▸ **TASK ITEM**
Show every line of the data that contains the string "Effects".

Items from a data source

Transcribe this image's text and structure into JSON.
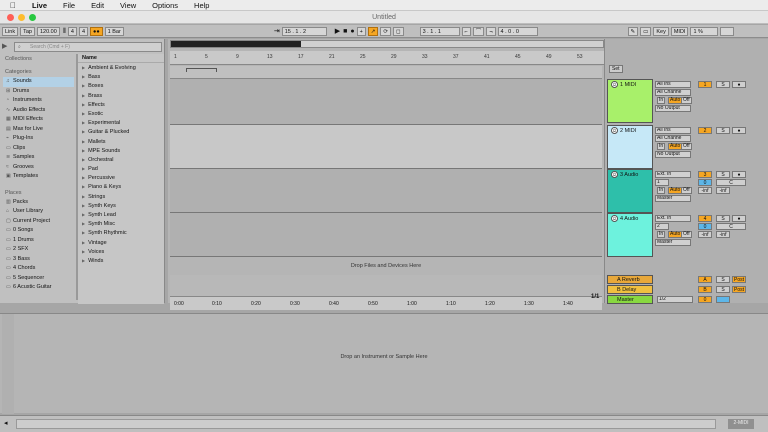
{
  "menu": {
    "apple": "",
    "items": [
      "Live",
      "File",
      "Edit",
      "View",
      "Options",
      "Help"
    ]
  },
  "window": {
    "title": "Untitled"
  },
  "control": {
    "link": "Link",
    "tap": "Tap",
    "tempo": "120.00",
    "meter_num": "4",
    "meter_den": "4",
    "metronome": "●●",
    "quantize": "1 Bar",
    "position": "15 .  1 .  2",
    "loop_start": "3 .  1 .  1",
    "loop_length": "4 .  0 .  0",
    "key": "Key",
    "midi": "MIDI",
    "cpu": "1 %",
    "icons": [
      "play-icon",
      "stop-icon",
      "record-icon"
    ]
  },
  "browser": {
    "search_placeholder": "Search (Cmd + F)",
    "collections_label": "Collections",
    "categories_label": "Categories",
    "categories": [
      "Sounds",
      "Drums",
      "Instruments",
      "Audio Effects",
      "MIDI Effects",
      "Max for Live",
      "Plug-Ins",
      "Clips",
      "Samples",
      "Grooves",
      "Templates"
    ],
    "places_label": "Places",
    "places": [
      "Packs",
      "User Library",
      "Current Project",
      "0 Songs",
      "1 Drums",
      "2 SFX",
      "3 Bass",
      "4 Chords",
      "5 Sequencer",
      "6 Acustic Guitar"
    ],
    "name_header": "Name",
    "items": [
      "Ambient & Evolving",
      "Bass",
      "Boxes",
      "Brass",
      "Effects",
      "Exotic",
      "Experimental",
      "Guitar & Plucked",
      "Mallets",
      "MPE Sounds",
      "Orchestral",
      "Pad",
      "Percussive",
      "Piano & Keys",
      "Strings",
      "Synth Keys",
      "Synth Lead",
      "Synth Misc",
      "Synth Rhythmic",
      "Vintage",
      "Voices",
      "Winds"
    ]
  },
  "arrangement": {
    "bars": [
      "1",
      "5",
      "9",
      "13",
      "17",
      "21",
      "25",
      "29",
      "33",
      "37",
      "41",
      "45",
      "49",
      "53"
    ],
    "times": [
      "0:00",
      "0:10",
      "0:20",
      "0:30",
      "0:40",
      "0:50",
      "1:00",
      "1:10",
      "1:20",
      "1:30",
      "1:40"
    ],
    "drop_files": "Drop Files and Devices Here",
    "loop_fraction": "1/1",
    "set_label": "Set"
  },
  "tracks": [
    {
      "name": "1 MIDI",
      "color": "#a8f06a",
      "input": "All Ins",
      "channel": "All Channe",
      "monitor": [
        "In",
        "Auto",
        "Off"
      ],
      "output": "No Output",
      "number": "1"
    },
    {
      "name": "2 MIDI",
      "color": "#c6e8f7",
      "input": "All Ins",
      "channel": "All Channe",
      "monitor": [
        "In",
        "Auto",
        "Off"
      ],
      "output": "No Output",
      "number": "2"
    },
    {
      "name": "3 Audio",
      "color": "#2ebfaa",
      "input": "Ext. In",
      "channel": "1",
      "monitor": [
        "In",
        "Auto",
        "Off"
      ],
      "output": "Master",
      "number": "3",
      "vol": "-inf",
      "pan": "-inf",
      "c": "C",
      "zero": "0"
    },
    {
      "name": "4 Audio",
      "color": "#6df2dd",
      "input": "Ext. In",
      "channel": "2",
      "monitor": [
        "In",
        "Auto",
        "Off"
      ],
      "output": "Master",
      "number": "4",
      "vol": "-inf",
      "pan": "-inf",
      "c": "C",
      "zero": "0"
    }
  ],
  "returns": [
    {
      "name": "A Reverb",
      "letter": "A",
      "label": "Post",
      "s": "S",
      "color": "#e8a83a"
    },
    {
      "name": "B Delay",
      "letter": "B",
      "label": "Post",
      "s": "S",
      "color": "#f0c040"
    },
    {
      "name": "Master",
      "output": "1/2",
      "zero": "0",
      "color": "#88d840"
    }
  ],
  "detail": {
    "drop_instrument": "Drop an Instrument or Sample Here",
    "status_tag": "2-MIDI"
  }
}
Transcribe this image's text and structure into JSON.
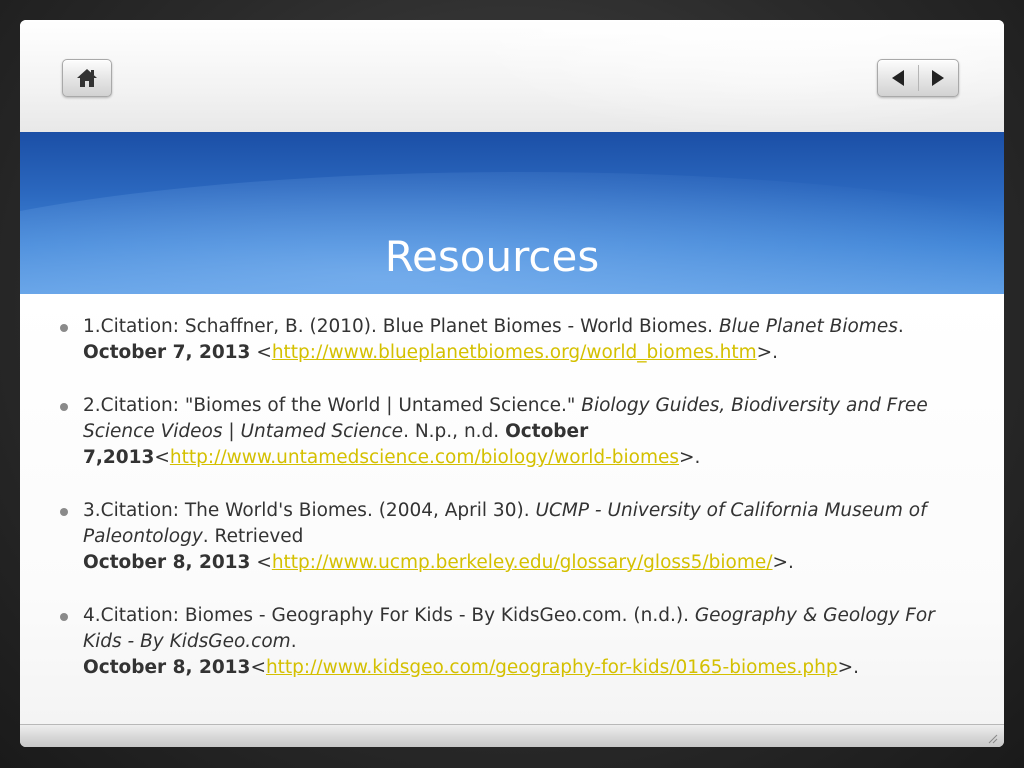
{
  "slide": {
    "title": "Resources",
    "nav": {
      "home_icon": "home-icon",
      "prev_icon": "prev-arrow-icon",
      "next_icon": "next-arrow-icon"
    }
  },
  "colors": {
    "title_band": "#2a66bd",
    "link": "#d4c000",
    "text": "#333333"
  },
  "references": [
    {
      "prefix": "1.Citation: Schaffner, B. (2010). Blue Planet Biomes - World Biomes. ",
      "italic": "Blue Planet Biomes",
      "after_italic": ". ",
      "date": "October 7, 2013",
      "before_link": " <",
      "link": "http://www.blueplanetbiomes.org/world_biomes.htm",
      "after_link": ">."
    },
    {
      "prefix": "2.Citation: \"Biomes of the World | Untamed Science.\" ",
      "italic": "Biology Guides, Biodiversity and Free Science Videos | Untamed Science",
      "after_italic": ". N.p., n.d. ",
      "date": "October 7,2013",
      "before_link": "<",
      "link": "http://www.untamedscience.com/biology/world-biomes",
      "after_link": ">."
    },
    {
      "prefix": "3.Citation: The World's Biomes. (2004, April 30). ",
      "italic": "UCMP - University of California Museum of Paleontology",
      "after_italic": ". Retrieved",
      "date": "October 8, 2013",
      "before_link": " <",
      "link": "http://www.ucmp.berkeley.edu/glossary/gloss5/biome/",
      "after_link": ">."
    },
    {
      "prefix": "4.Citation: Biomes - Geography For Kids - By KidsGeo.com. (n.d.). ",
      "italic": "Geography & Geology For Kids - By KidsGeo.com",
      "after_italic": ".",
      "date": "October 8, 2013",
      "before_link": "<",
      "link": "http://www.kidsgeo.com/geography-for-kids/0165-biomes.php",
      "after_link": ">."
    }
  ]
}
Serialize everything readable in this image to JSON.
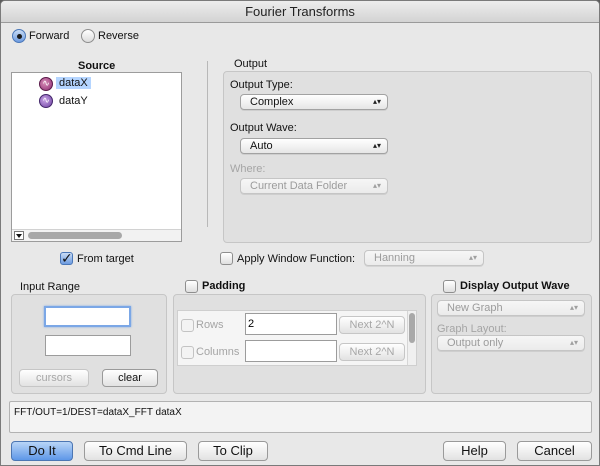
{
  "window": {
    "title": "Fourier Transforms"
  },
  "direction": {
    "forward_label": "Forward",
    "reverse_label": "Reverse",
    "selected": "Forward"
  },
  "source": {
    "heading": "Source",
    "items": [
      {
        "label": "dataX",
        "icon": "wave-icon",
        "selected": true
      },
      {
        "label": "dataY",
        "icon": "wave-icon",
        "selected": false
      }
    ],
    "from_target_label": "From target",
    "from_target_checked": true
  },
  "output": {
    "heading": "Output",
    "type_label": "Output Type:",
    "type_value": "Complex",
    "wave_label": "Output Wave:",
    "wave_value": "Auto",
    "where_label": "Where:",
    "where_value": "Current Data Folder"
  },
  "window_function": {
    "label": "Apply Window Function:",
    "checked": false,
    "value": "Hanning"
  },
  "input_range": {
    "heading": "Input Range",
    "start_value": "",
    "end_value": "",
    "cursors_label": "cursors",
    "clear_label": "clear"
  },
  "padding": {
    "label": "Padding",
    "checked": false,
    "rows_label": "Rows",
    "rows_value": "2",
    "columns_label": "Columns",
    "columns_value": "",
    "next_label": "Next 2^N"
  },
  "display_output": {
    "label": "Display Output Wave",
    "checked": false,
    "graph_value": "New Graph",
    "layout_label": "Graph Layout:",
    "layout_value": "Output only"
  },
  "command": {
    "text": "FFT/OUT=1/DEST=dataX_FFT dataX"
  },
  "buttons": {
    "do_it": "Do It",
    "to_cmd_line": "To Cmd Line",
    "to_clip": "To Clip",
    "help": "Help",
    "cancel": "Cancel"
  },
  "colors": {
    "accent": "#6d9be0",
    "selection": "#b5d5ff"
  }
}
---
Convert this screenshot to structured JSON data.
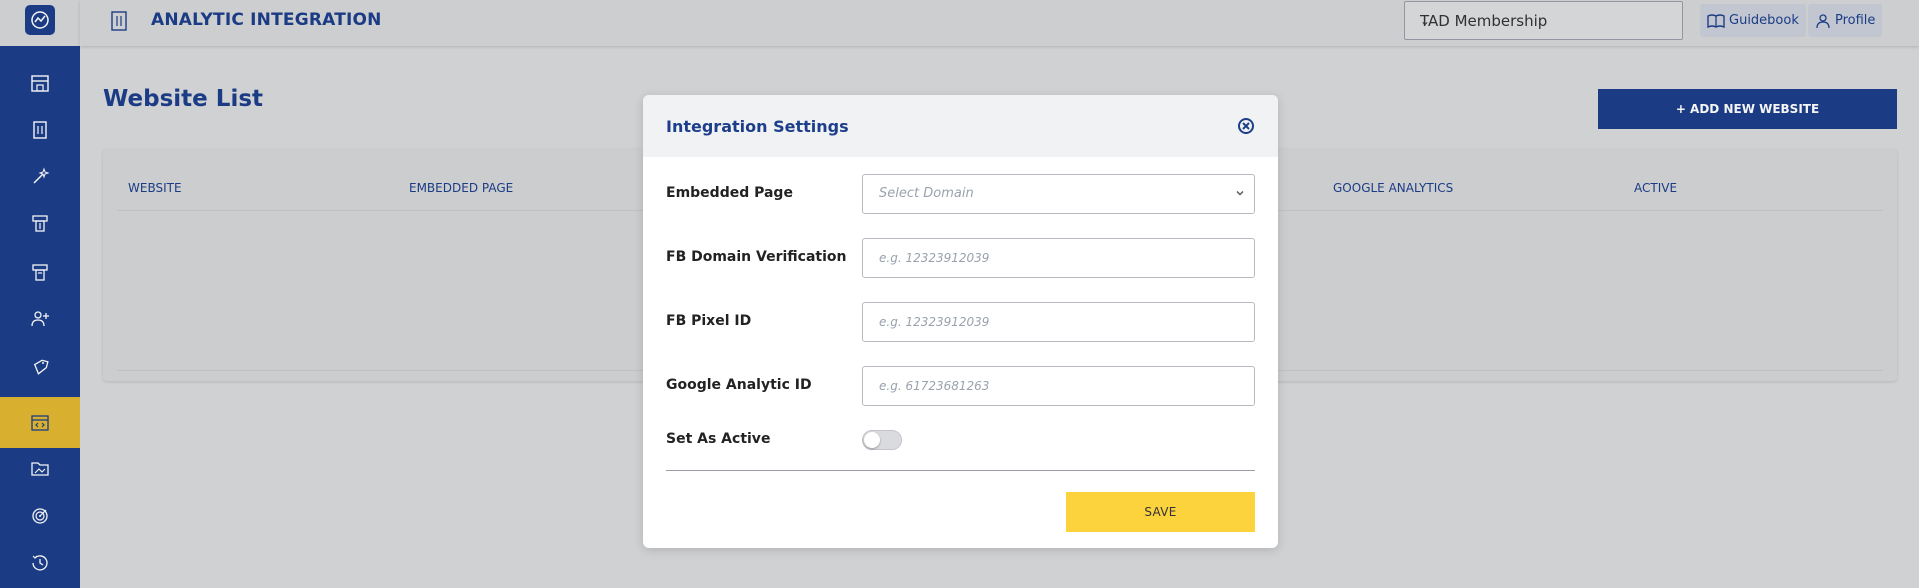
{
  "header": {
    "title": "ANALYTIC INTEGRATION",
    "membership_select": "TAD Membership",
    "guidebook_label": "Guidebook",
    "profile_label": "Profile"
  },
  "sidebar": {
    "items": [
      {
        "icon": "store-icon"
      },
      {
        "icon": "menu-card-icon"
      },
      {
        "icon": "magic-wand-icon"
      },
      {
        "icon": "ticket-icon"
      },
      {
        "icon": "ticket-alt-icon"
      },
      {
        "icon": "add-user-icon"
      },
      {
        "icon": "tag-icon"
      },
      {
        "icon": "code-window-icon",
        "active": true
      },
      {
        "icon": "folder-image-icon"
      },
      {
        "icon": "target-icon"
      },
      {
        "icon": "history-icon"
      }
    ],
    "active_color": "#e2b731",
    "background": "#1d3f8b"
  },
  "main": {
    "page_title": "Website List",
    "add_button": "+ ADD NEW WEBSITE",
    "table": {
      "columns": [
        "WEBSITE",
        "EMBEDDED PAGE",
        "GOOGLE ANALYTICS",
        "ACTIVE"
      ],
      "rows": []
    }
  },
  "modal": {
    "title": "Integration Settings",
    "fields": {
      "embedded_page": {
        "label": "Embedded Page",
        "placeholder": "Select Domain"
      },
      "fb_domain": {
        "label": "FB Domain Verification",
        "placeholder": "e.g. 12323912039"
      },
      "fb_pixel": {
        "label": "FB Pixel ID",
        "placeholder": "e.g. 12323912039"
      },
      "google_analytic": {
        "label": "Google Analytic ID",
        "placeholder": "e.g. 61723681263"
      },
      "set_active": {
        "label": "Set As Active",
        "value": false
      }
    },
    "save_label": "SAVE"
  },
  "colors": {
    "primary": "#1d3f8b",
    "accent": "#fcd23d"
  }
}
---
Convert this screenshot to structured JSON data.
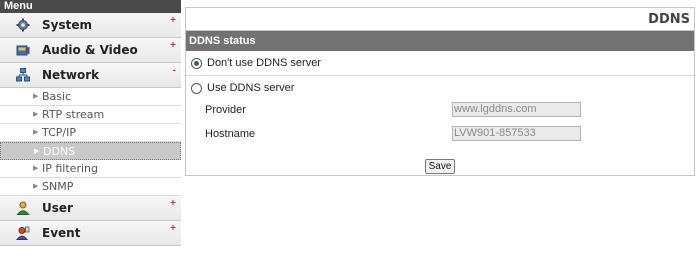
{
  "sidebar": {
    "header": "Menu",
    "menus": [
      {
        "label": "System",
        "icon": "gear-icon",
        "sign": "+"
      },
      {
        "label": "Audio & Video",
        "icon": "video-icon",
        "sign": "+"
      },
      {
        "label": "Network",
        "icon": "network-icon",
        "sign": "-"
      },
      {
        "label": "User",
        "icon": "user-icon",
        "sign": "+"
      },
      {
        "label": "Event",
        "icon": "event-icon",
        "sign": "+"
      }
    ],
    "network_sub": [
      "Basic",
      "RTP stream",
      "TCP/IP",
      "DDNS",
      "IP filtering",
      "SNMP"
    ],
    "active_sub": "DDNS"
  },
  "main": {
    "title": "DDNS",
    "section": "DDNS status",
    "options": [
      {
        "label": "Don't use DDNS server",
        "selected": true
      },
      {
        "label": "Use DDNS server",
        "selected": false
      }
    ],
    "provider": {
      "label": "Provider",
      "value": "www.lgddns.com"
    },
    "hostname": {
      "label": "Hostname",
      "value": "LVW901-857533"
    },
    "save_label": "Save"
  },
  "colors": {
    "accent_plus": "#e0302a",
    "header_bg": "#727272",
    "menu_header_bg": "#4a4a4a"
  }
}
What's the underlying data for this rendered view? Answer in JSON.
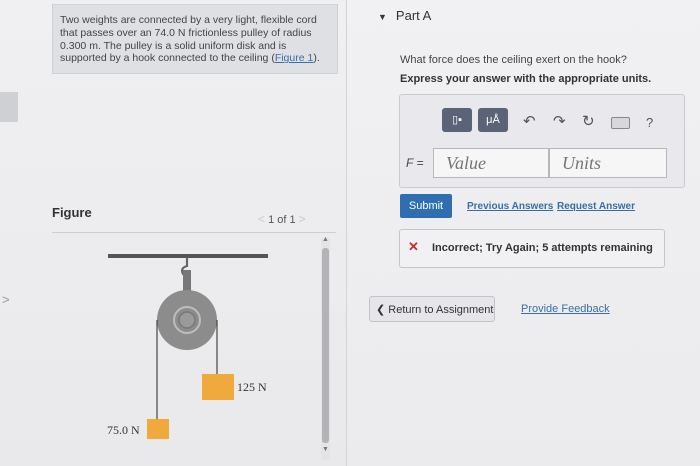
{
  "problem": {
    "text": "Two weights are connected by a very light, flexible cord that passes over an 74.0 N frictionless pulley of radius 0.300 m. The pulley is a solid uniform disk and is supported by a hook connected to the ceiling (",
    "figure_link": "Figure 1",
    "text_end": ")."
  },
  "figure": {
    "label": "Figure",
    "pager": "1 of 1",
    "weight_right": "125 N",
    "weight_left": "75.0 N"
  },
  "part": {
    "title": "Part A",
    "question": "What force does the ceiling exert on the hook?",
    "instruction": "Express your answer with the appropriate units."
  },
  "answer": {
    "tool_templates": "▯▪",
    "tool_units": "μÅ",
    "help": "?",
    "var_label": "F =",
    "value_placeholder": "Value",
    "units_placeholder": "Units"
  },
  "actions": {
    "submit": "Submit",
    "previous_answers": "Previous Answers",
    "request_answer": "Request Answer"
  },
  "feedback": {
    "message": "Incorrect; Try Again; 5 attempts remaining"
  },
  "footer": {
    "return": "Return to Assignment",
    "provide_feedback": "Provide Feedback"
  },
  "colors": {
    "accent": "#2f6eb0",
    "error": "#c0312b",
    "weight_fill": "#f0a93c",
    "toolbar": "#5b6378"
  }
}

▸ **OUTPUT BELOW**
      "Audio Effects",
      "MIDI Effects",
      "Effects",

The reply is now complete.